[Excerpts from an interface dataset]

BEGIN

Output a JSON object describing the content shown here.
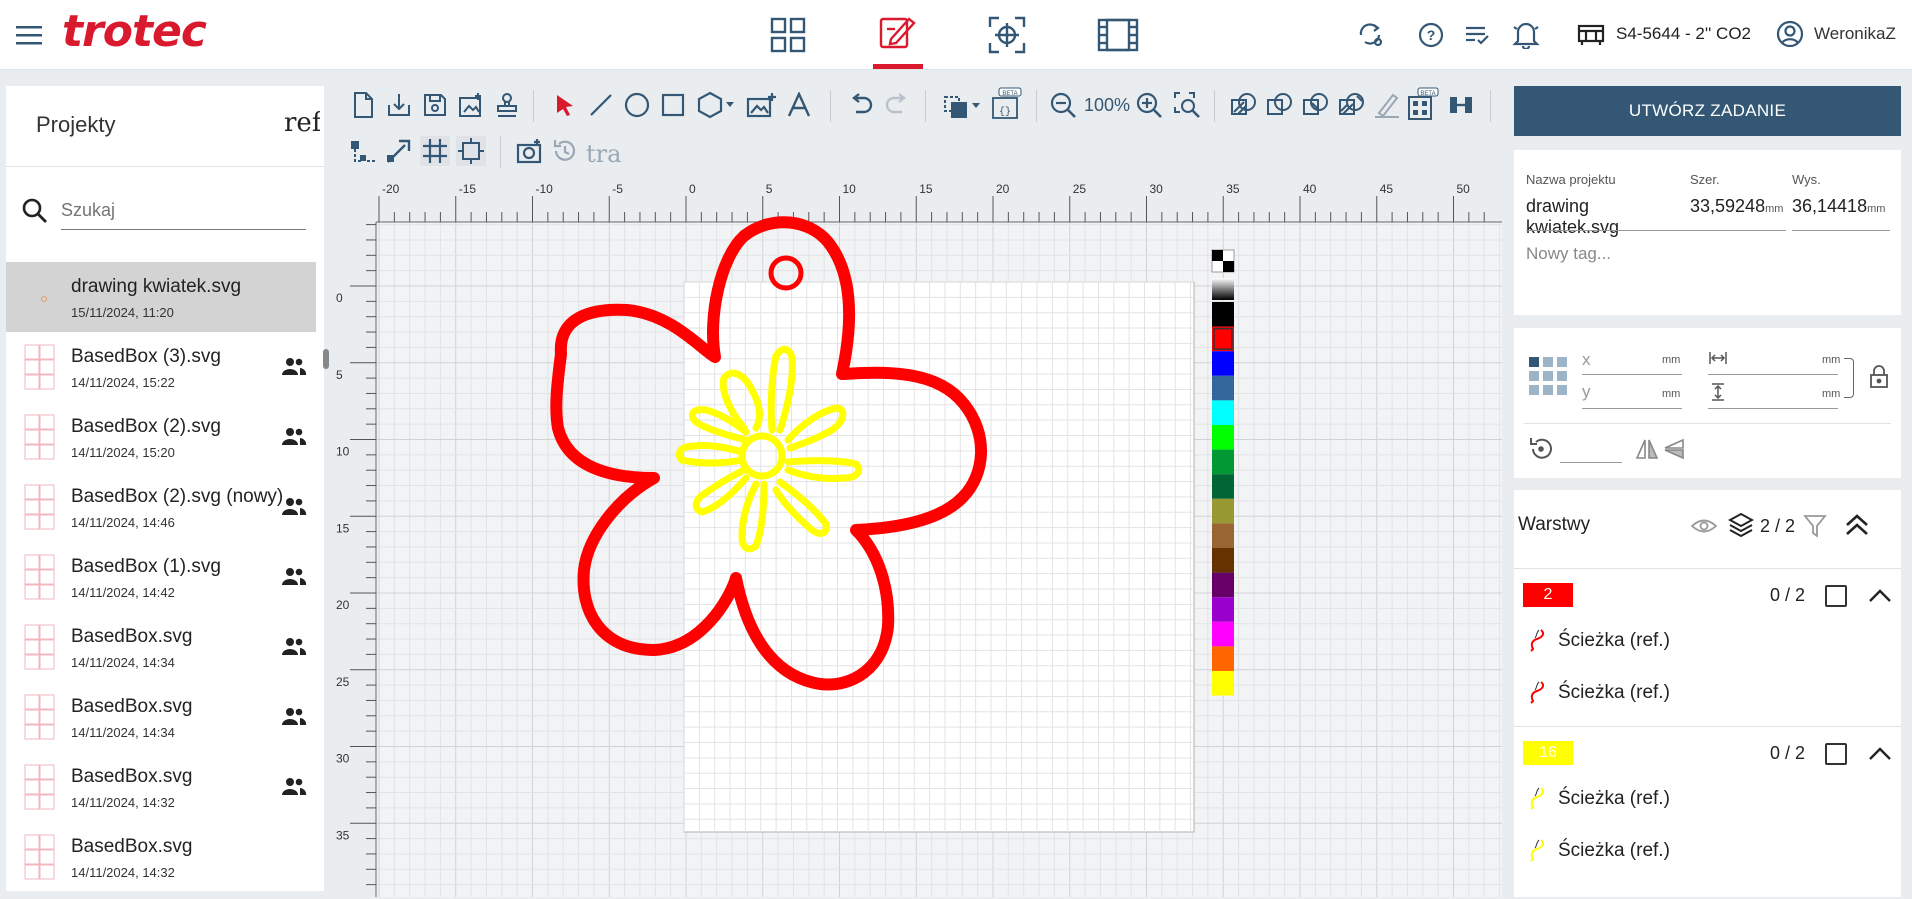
{
  "app": {
    "brand": "trotec"
  },
  "top_tabs": [
    {
      "name": "dashboard-icon"
    },
    {
      "name": "design-edit-icon",
      "active": true
    },
    {
      "name": "position-target-icon"
    },
    {
      "name": "film-icon"
    }
  ],
  "header_right": {
    "machine": "S4-5644 - 2'' CO2",
    "user": "WeronikaZ"
  },
  "projects": {
    "title": "Projekty",
    "title_overflow": "ref",
    "search_placeholder": "Szukaj",
    "files": [
      {
        "name": "drawing kwiatek.svg",
        "date": "15/11/2024, 11:20",
        "selected": true,
        "shared": false
      },
      {
        "name": "BasedBox (3).svg",
        "date": "14/11/2024, 15:22",
        "shared": true
      },
      {
        "name": "BasedBox (2).svg",
        "date": "14/11/2024, 15:20",
        "shared": true
      },
      {
        "name": "BasedBox (2).svg (nowy)",
        "date": "14/11/2024, 14:46",
        "shared": true
      },
      {
        "name": "BasedBox (1).svg",
        "date": "14/11/2024, 14:42",
        "shared": true
      },
      {
        "name": "BasedBox.svg",
        "date": "14/11/2024, 14:34",
        "shared": true
      },
      {
        "name": "BasedBox.svg",
        "date": "14/11/2024, 14:34",
        "shared": true
      },
      {
        "name": "BasedBox.svg",
        "date": "14/11/2024, 14:32",
        "shared": true
      },
      {
        "name": "BasedBox.svg",
        "date": "14/11/2024, 14:32",
        "shared": false
      }
    ]
  },
  "toolbar": {
    "zoom": "100%",
    "beta": "BETA",
    "trace_label": "tra"
  },
  "ruler": {
    "h_labels": [
      "-20",
      "-15",
      "-10",
      "-5",
      "0",
      "5",
      "10",
      "15",
      "20",
      "25",
      "30",
      "35",
      "40",
      "45",
      "50"
    ],
    "v_labels": [
      "0",
      "5",
      "10",
      "15",
      "20",
      "25",
      "30",
      "35"
    ]
  },
  "palette": [
    "#000000",
    "#ff0000",
    "#0000ff",
    "#336699",
    "#00ffff",
    "#00ff00",
    "#009933",
    "#006633",
    "#999933",
    "#996633",
    "#663300",
    "#660066",
    "#9900cc",
    "#ff00ff",
    "#ff6600",
    "#ffff00"
  ],
  "right": {
    "create_button": "UTWÓRZ ZADANIE",
    "project_name_label": "Nazwa projektu",
    "project_name": "drawing kwiatek.svg",
    "width_label": "Szer.",
    "width_value": "33,59248",
    "height_label": "Wys.",
    "height_value": "36,14418",
    "unit": "mm",
    "tag_placeholder": "Nowy tag...",
    "x_label": "x",
    "y_label": "y",
    "layers_title": "Warstwy",
    "layers_count": "2 / 2",
    "layers": [
      {
        "badge": "2",
        "color": "#ff0000",
        "count": "0 / 2",
        "items": [
          "Ścieżka (ref.)",
          "Ścieżka (ref.)"
        ]
      },
      {
        "badge": "16",
        "color": "#ffff00",
        "count": "0 / 2",
        "items": [
          "Ścieżka (ref.)",
          "Ścieżka (ref.)"
        ]
      }
    ]
  },
  "colors": {
    "brand_red": "#d9192d",
    "header_blue": "#335774",
    "canvas_bg": "#f7f7f7"
  }
}
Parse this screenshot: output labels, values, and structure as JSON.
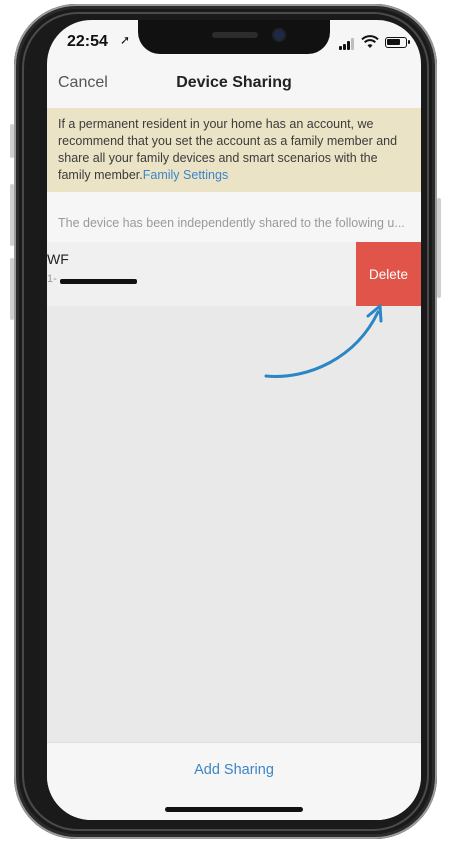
{
  "status": {
    "time": "22:54"
  },
  "nav": {
    "cancel": "Cancel",
    "title": "Device Sharing"
  },
  "notice": {
    "text": "If a permanent resident in your home has an account, we recommend that you set the account as a family member and share all your family devices and smart scenarios with the family member.",
    "link": "Family Settings"
  },
  "section": {
    "header": "The device has been independently shared to the following u..."
  },
  "shared_users": [
    {
      "name": "WF",
      "id_prefix": "1-",
      "delete_label": "Delete"
    }
  ],
  "footer": {
    "add_sharing": "Add Sharing"
  },
  "colors": {
    "link": "#3c85c8",
    "delete": "#e0544a",
    "notice_bg": "#ebe3c6",
    "arrow": "#2a86c4"
  }
}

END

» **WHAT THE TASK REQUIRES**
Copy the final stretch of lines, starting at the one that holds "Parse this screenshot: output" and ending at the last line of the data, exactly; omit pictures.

» **RESPONSE FOR THIS EXERCISE**
Parse this screenshot: output labels, values, and structure as JSON.
{
  "status": {
    "time": "22:54"
  },
  "nav": {
    "cancel": "Cancel",
    "title": "Device Sharing"
  },
  "notice": {
    "text": "If a permanent resident in your home has an account, we recommend that you set the account as a family member and share all your family devices and smart scenarios with the family member.",
    "link": "Family Settings"
  },
  "section": {
    "header": "The device has been independently shared to the following u..."
  },
  "shared_users": [
    {
      "name": "WF",
      "id_prefix": "1-",
      "delete_label": "Delete"
    }
  ],
  "footer": {
    "add_sharing": "Add Sharing"
  },
  "colors": {
    "link": "#3c85c8",
    "delete": "#e0544a",
    "notice_bg": "#ebe3c6",
    "arrow": "#2a86c4"
  }
}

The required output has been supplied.